[Opening DATA RECORDS section]
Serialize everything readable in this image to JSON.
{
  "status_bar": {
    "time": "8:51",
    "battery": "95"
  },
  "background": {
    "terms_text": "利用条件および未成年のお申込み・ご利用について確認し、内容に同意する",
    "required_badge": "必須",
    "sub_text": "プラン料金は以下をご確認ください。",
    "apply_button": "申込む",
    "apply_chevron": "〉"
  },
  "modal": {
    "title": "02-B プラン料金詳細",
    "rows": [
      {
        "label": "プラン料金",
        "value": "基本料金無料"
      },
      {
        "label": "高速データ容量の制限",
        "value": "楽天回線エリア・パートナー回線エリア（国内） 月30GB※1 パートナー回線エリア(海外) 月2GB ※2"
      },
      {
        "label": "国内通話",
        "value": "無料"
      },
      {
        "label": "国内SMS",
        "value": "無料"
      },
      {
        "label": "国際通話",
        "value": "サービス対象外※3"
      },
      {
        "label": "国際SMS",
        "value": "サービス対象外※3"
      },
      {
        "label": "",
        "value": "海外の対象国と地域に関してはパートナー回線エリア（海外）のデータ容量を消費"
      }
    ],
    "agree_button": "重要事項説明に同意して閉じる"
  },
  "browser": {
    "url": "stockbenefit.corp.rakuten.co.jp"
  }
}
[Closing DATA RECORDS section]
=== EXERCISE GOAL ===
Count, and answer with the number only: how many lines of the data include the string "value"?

=== RESULT BELOW ===
7